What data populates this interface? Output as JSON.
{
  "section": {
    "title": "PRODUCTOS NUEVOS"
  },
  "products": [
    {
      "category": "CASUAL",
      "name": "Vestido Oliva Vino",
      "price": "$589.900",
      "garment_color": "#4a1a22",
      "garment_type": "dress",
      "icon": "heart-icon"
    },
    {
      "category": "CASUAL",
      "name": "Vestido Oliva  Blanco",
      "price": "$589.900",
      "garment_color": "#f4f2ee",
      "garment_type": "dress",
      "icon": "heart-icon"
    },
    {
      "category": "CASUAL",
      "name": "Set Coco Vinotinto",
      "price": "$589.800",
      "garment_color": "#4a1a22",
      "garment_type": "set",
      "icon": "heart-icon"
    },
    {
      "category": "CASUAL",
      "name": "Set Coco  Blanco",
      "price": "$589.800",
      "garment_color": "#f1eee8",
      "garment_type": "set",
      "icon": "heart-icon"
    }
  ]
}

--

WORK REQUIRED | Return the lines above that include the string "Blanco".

WRITTEN RESPONSE |
      "name": "Vestido Oliva  Blanco",
      "name": "Set Coco  Blanco",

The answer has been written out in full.